Start of INPUT

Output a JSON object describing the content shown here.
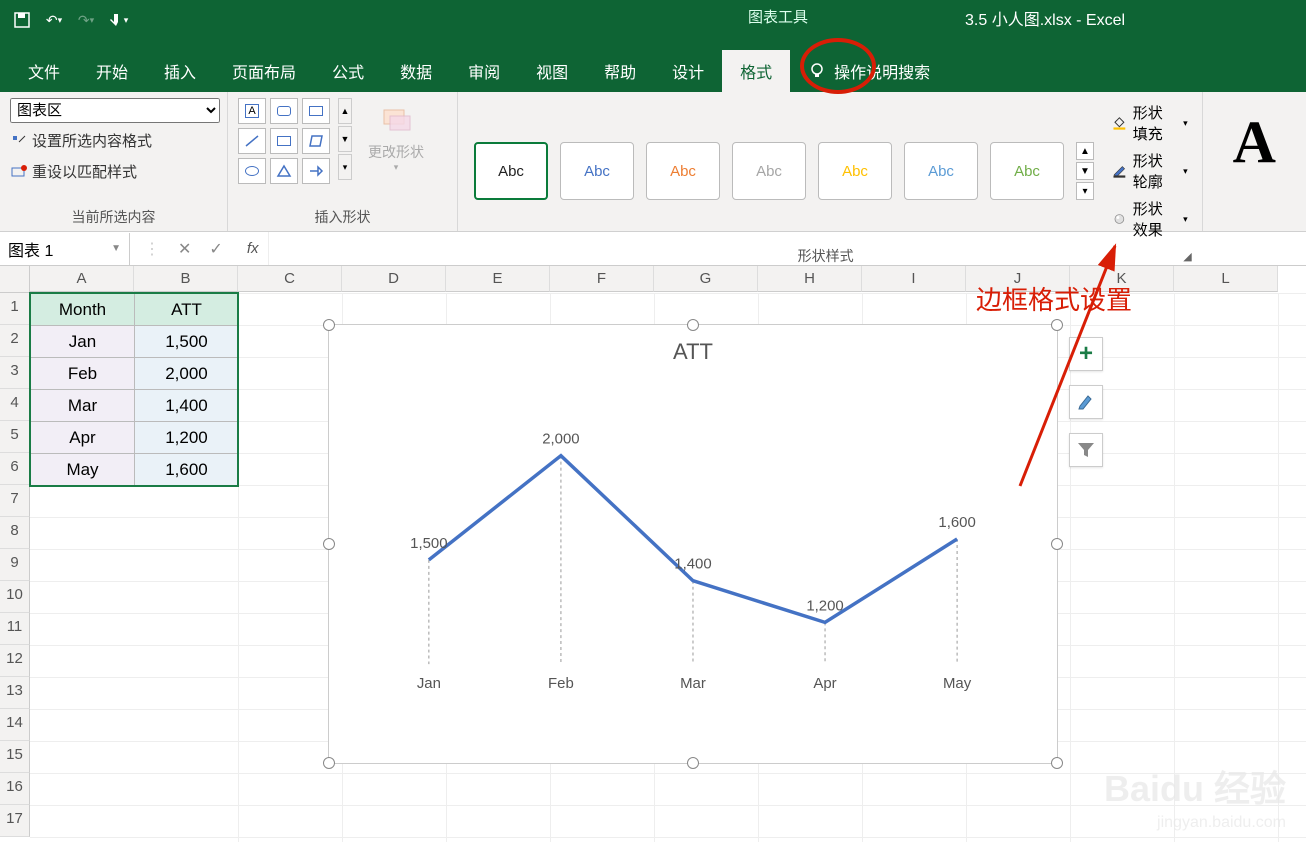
{
  "titlebar": {
    "chart_tools": "图表工具",
    "app_title": "3.5 小人图.xlsx  -  Excel"
  },
  "tabs": {
    "file": "文件",
    "home": "开始",
    "insert": "插入",
    "layout": "页面布局",
    "formulas": "公式",
    "data": "数据",
    "review": "审阅",
    "view": "视图",
    "help": "帮助",
    "design": "设计",
    "format": "格式",
    "tell_me": "操作说明搜索"
  },
  "ribbon": {
    "selection_group": {
      "dropdown": "图表区",
      "format_selection": "设置所选内容格式",
      "reset_style": "重设以匹配样式",
      "label": "当前所选内容"
    },
    "shapes_group": {
      "change_shape": "更改形状",
      "label": "插入形状"
    },
    "styles_group": {
      "abc": "Abc",
      "fill": "形状填充",
      "outline": "形状轮廓",
      "effects": "形状效果",
      "label": "形状样式"
    }
  },
  "formula_bar": {
    "name_box": "图表 1",
    "fx": "fx"
  },
  "columns": [
    "A",
    "B",
    "C",
    "D",
    "E",
    "F",
    "G",
    "H",
    "I",
    "J",
    "K",
    "L"
  ],
  "rows": [
    "1",
    "2",
    "3",
    "4",
    "5",
    "6",
    "7",
    "8",
    "9",
    "10",
    "11",
    "12",
    "13",
    "14",
    "15",
    "16",
    "17"
  ],
  "table": {
    "headers": [
      "Month",
      "ATT"
    ],
    "rows": [
      [
        "Jan",
        "1,500"
      ],
      [
        "Feb",
        "2,000"
      ],
      [
        "Mar",
        "1,400"
      ],
      [
        "Apr",
        "1,200"
      ],
      [
        "May",
        "1,600"
      ]
    ]
  },
  "chart_data": {
    "type": "line",
    "title": "ATT",
    "categories": [
      "Jan",
      "Feb",
      "Mar",
      "Apr",
      "May"
    ],
    "values": [
      1500,
      2000,
      1400,
      1200,
      1600
    ],
    "data_labels": [
      "1,500",
      "2,000",
      "1,400",
      "1,200",
      "1,600"
    ],
    "ylim": [
      1000,
      2100
    ]
  },
  "annotation": {
    "text": "边框格式设置"
  },
  "watermark": {
    "main": "Baidu 经验",
    "sub": "jingyan.baidu.com"
  }
}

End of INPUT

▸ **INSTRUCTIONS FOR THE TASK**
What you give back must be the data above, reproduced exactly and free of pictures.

▸ **OUTPUT OF THE TASK**
Output a JSON object describing the content shown here.
{
  "titlebar": {
    "chart_tools": "图表工具",
    "app_title": "3.5 小人图.xlsx  -  Excel"
  },
  "tabs": {
    "file": "文件",
    "home": "开始",
    "insert": "插入",
    "layout": "页面布局",
    "formulas": "公式",
    "data": "数据",
    "review": "审阅",
    "view": "视图",
    "help": "帮助",
    "design": "设计",
    "format": "格式",
    "tell_me": "操作说明搜索"
  },
  "ribbon": {
    "selection_group": {
      "dropdown": "图表区",
      "format_selection": "设置所选内容格式",
      "reset_style": "重设以匹配样式",
      "label": "当前所选内容"
    },
    "shapes_group": {
      "change_shape": "更改形状",
      "label": "插入形状"
    },
    "styles_group": {
      "abc": "Abc",
      "fill": "形状填充",
      "outline": "形状轮廓",
      "effects": "形状效果",
      "label": "形状样式"
    }
  },
  "formula_bar": {
    "name_box": "图表 1",
    "fx": "fx"
  },
  "columns": [
    "A",
    "B",
    "C",
    "D",
    "E",
    "F",
    "G",
    "H",
    "I",
    "J",
    "K",
    "L"
  ],
  "rows": [
    "1",
    "2",
    "3",
    "4",
    "5",
    "6",
    "7",
    "8",
    "9",
    "10",
    "11",
    "12",
    "13",
    "14",
    "15",
    "16",
    "17"
  ],
  "table": {
    "headers": [
      "Month",
      "ATT"
    ],
    "rows": [
      [
        "Jan",
        "1,500"
      ],
      [
        "Feb",
        "2,000"
      ],
      [
        "Mar",
        "1,400"
      ],
      [
        "Apr",
        "1,200"
      ],
      [
        "May",
        "1,600"
      ]
    ]
  },
  "chart_data": {
    "type": "line",
    "title": "ATT",
    "categories": [
      "Jan",
      "Feb",
      "Mar",
      "Apr",
      "May"
    ],
    "values": [
      1500,
      2000,
      1400,
      1200,
      1600
    ],
    "data_labels": [
      "1,500",
      "2,000",
      "1,400",
      "1,200",
      "1,600"
    ],
    "ylim": [
      1000,
      2100
    ]
  },
  "annotation": {
    "text": "边框格式设置"
  },
  "watermark": {
    "main": "Baidu 经验",
    "sub": "jingyan.baidu.com"
  }
}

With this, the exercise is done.